What can I do to help my knee get better and hurt less?
Take a break from physical activity that causes a lot of pounding on your legs, like running, volleyball, or basketball. If you want to keep exercising, try swimming or another low-impact activity. You may want to try working out on nonimpact elliptical trainers, which are popular at gyms. Because these machines support your body weight, they put less stress on your knees. As your knees feel better, you can slowly go back to your normal sports. But do this slowly.
Do the exercises shown in this handout. Each exercise should take only a few minutes. Doing them twice a day is a good start. The most important ones are usually the first two. These two exercises make your front thigh muscles (called "quads") stronger. This is important because your quad muscles control the movement of your kneecap.
Talk to your doctor about footwear. It would help to bring your shoes in for the doctor to see. Proper walking or running shoes can help knee pain. Even a simple arch support insert from a shoe store can be helpful.
Keep exercising to get better. Patellofemoral pain can be hard to treat, and your knees won't get better overnight. Some people are lucky and get better quickly. But it might take six weeks or even longer for your knee to get better. You'll be less likely to get this pain again if you stay in good shape, but don't make sudden changes in your workouts.
Here are some exercises to help your knee pain. After you do all the exercises as shown in the drawings, reverse your position and do the exercises with your other leg, so both knees get the benefit of stretching.
1. Quadriceps strengthening: isometrics. Position yourself as shown. Hold your right leg straight for 10 to 20 seconds and then relax. Do the exercise 5 to 10 times.
2. Quadriceps strengthening: straight leg lift. Position yourself as shown. Raise your right leg several inches and hold it up for 5 to 10 seconds. Then lower your leg to the floor slowly over a few seconds. Do the exercise 5 to 10 times.

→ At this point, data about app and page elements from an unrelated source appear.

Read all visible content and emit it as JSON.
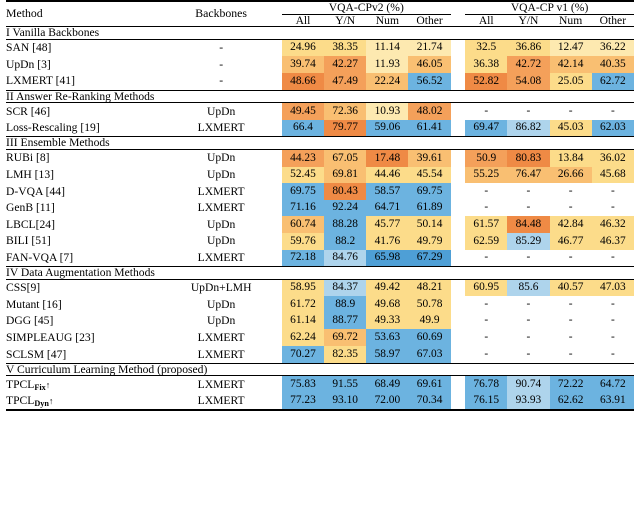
{
  "table": {
    "columns": {
      "method": "Method",
      "backbones": "Backbones",
      "group1": "VQA-CPv2 (%)",
      "group2": "VQA-CP v1 (%)",
      "sub": [
        "All",
        "Y/N",
        "Num",
        "Other"
      ]
    },
    "palette": {
      "yellow_light": "#fde9b0",
      "yellow": "#fcdc8a",
      "orange_light": "#f9bf72",
      "orange": "#f4a05a",
      "orange_deep": "#ef8a45",
      "blue_light": "#aed4ec",
      "blue": "#6cb3e0",
      "blue_deep": "#4e9fd6",
      "none": "transparent"
    },
    "sections": [
      {
        "title": "I Vanilla Backbones",
        "rows": [
          {
            "method": "SAN [48]",
            "backbone": "-",
            "v2": [
              "24.96",
              "38.35",
              "11.14",
              "21.74"
            ],
            "v2c": [
              "yellow",
              "yellow",
              "yellow_light",
              "yellow_light"
            ],
            "v1": [
              "32.5",
              "36.86",
              "12.47",
              "36.22"
            ],
            "v1c": [
              "yellow",
              "yellow",
              "yellow_light",
              "yellow_light"
            ]
          },
          {
            "method": "UpDn [3]",
            "backbone": "-",
            "v2": [
              "39.74",
              "42.27",
              "11.93",
              "46.05"
            ],
            "v2c": [
              "orange_light",
              "orange",
              "yellow_light",
              "orange_light"
            ],
            "v1": [
              "36.38",
              "42.72",
              "42.14",
              "40.35"
            ],
            "v1c": [
              "yellow",
              "orange",
              "orange_light",
              "orange_light"
            ]
          },
          {
            "method": "LXMERT [41]",
            "backbone": "-",
            "v2": [
              "48.66",
              "47.49",
              "22.24",
              "56.52"
            ],
            "v2c": [
              "orange_deep",
              "orange",
              "orange_light",
              "blue"
            ],
            "v1": [
              "52.82",
              "54.08",
              "25.05",
              "62.72"
            ],
            "v1c": [
              "orange_deep",
              "orange",
              "yellow",
              "blue"
            ]
          }
        ]
      },
      {
        "title": "II Answer Re-Ranking Methods",
        "rows": [
          {
            "method": "SCR [46]",
            "backbone": "UpDn",
            "v2": [
              "49.45",
              "72.36",
              "10.93",
              "48.02"
            ],
            "v2c": [
              "orange",
              "orange_light",
              "yellow_light",
              "orange"
            ],
            "v1": [
              "-",
              "-",
              "-",
              "-"
            ],
            "v1c": [
              "none",
              "none",
              "none",
              "none"
            ]
          },
          {
            "method": "Loss-Rescaling [19]",
            "backbone": "LXMERT",
            "v2": [
              "66.4",
              "79.77",
              "59.06",
              "61.41"
            ],
            "v2c": [
              "blue",
              "orange_deep",
              "blue",
              "blue"
            ],
            "v1": [
              "69.47",
              "86.82",
              "45.03",
              "62.03"
            ],
            "v1c": [
              "blue",
              "blue_light",
              "yellow",
              "blue"
            ]
          }
        ]
      },
      {
        "title": "III Ensemble Methods",
        "rows": [
          {
            "method": "RUBi [8]",
            "backbone": "UpDn",
            "v2": [
              "44.23",
              "67.05",
              "17.48",
              "39.61"
            ],
            "v2c": [
              "orange",
              "orange_light",
              "orange_deep",
              "orange_light"
            ],
            "v1": [
              "50.9",
              "80.83",
              "13.84",
              "36.02"
            ],
            "v1c": [
              "orange",
              "orange_deep",
              "yellow",
              "yellow"
            ]
          },
          {
            "method": "LMH [13]",
            "backbone": "UpDn",
            "v2": [
              "52.45",
              "69.81",
              "44.46",
              "45.54"
            ],
            "v2c": [
              "yellow",
              "orange_light",
              "yellow",
              "yellow"
            ],
            "v1": [
              "55.25",
              "76.47",
              "26.66",
              "45.68"
            ],
            "v1c": [
              "orange_light",
              "orange_light",
              "orange_light",
              "yellow"
            ]
          },
          {
            "method": "D-VQA [44]",
            "backbone": "LXMERT",
            "v2": [
              "69.75",
              "80.43",
              "58.57",
              "69.75"
            ],
            "v2c": [
              "blue",
              "orange_deep",
              "blue",
              "blue"
            ],
            "v1": [
              "-",
              "-",
              "-",
              "-"
            ],
            "v1c": [
              "none",
              "none",
              "none",
              "none"
            ]
          },
          {
            "method": "GenB [11]",
            "backbone": "LXMERT",
            "v2": [
              "71.16",
              "92.24",
              "64.71",
              "61.89"
            ],
            "v2c": [
              "blue",
              "blue",
              "blue",
              "blue"
            ],
            "v1": [
              "-",
              "-",
              "-",
              "-"
            ],
            "v1c": [
              "none",
              "none",
              "none",
              "none"
            ]
          },
          {
            "method": "LBCL[24]",
            "backbone": "UpDn",
            "v2": [
              "60.74",
              "88.28",
              "45.77",
              "50.14"
            ],
            "v2c": [
              "orange_light",
              "blue",
              "yellow",
              "yellow"
            ],
            "v1": [
              "61.57",
              "84.48",
              "42.84",
              "46.32"
            ],
            "v1c": [
              "yellow",
              "orange_deep",
              "yellow",
              "yellow"
            ]
          },
          {
            "method": "BILI [51]",
            "backbone": "UpDn",
            "v2": [
              "59.76",
              "88.2",
              "41.76",
              "49.79"
            ],
            "v2c": [
              "yellow",
              "blue",
              "yellow",
              "yellow"
            ],
            "v1": [
              "62.59",
              "85.29",
              "46.77",
              "46.37"
            ],
            "v1c": [
              "yellow",
              "blue_light",
              "yellow",
              "yellow"
            ]
          },
          {
            "method": "FAN-VQA [7]",
            "backbone": "LXMERT",
            "v2": [
              "72.18",
              "84.76",
              "65.98",
              "67.29"
            ],
            "v2c": [
              "blue",
              "blue_light",
              "blue_deep",
              "blue_deep"
            ],
            "v1": [
              "-",
              "-",
              "-",
              "-"
            ],
            "v1c": [
              "none",
              "none",
              "none",
              "none"
            ]
          }
        ]
      },
      {
        "title": "IV Data Augmentation Methods",
        "rows": [
          {
            "method": "CSS[9]",
            "backbone": "UpDn+LMH",
            "v2": [
              "58.95",
              "84.37",
              "49.42",
              "48.21"
            ],
            "v2c": [
              "yellow",
              "blue_light",
              "yellow",
              "yellow"
            ],
            "v1": [
              "60.95",
              "85.6",
              "40.57",
              "47.03"
            ],
            "v1c": [
              "yellow",
              "blue_light",
              "yellow",
              "yellow"
            ]
          },
          {
            "method": "Mutant [16]",
            "backbone": "UpDn",
            "v2": [
              "61.72",
              "88.9",
              "49.68",
              "50.78"
            ],
            "v2c": [
              "yellow",
              "blue",
              "yellow",
              "yellow"
            ],
            "v1": [
              "-",
              "-",
              "-",
              "-"
            ],
            "v1c": [
              "none",
              "none",
              "none",
              "none"
            ]
          },
          {
            "method": "DGG [45]",
            "backbone": "UpDn",
            "v2": [
              "61.14",
              "88.77",
              "49.33",
              "49.9"
            ],
            "v2c": [
              "yellow",
              "blue",
              "yellow",
              "yellow"
            ],
            "v1": [
              "-",
              "-",
              "-",
              "-"
            ],
            "v1c": [
              "none",
              "none",
              "none",
              "none"
            ]
          },
          {
            "method": "SIMPLEAUG [23]",
            "backbone": "LXMERT",
            "v2": [
              "62.24",
              "69.72",
              "53.63",
              "60.69"
            ],
            "v2c": [
              "yellow",
              "orange_light",
              "blue",
              "blue"
            ],
            "v1": [
              "-",
              "-",
              "-",
              "-"
            ],
            "v1c": [
              "none",
              "none",
              "none",
              "none"
            ]
          },
          {
            "method": "SCLSM [47]",
            "backbone": "LXMERT",
            "v2": [
              "70.27",
              "82.35",
              "58.97",
              "67.03"
            ],
            "v2c": [
              "blue",
              "yellow",
              "blue",
              "blue"
            ],
            "v1": [
              "-",
              "-",
              "-",
              "-"
            ],
            "v1c": [
              "none",
              "none",
              "none",
              "none"
            ]
          }
        ]
      },
      {
        "title": "V Curriculum Learning Method (proposed)",
        "rows": [
          {
            "method": "TPCL",
            "method_sub": "Fix",
            "method_arrow": "↑",
            "bold": true,
            "backbone": "LXMERT",
            "v2": [
              "75.83",
              "91.55",
              "68.49",
              "69.61"
            ],
            "v2c": [
              "blue",
              "blue",
              "blue",
              "blue"
            ],
            "v1": [
              "76.78",
              "90.74",
              "72.22",
              "64.72"
            ],
            "v1c": [
              "blue",
              "blue_light",
              "blue",
              "blue"
            ]
          },
          {
            "method": "TPCL",
            "method_sub": "Dyn",
            "method_arrow": "↑",
            "bold": true,
            "backbone": "LXMERT",
            "v2": [
              "77.23",
              "93.10",
              "72.00",
              "70.34"
            ],
            "v2c": [
              "blue",
              "blue",
              "blue",
              "blue"
            ],
            "v1": [
              "76.15",
              "93.93",
              "62.62",
              "63.91"
            ],
            "v1c": [
              "blue",
              "blue_light",
              "blue",
              "blue"
            ]
          }
        ]
      }
    ]
  }
}
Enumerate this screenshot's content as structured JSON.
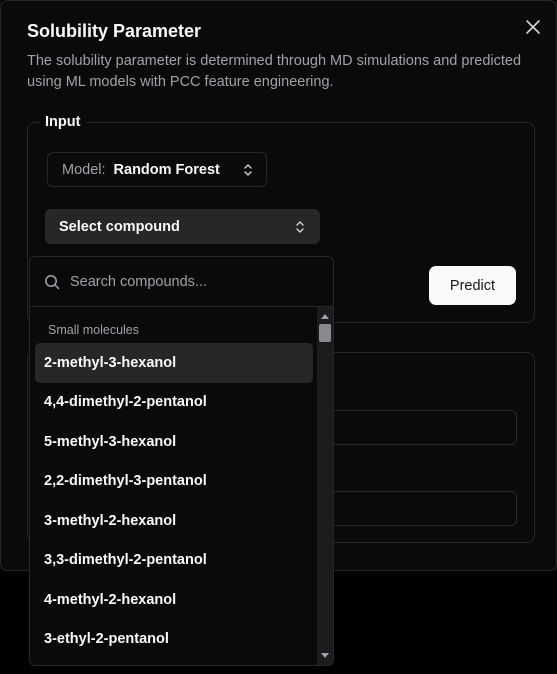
{
  "dialog": {
    "title": "Solubility Parameter",
    "description": "The solubility parameter is determined through MD simulations and predicted using ML models with PCC feature engineering."
  },
  "input_section": {
    "legend": "Input",
    "model_label": "Model:",
    "model_value": "Random Forest",
    "compound_value": "Select compound",
    "predict_label": "Predict"
  },
  "dropdown": {
    "search_placeholder": "Search compounds...",
    "group_label": "Small molecules",
    "options": [
      "2-methyl-3-hexanol",
      "4,4-dimethyl-2-pentanol",
      "5-methyl-3-hexanol",
      "2,2-dimethyl-3-pentanol",
      "3-methyl-2-hexanol",
      "3,3-dimethyl-2-pentanol",
      "4-methyl-2-hexanol",
      "3-ethyl-2-pentanol"
    ],
    "highlighted_index": 0
  },
  "icons": {
    "close": "close-icon",
    "chevrons": "chevron-up-down-icon",
    "search": "search-icon"
  },
  "colors": {
    "background": "#0a0a0a",
    "border": "#27272a",
    "text": "#fafafa",
    "muted": "#a1a1aa",
    "button_bg": "#fafafa"
  }
}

3. Iliotibial band and buttock stretch (right side shown). Position yourself as shown. Twist your trunk to the right and use your left arm to "push" your right leg. You should feel the stretch in your right buttock and the outer part of your right thigh. Hold the stretch for 10 to 20 seconds. Do the exercise 5 to 10 times.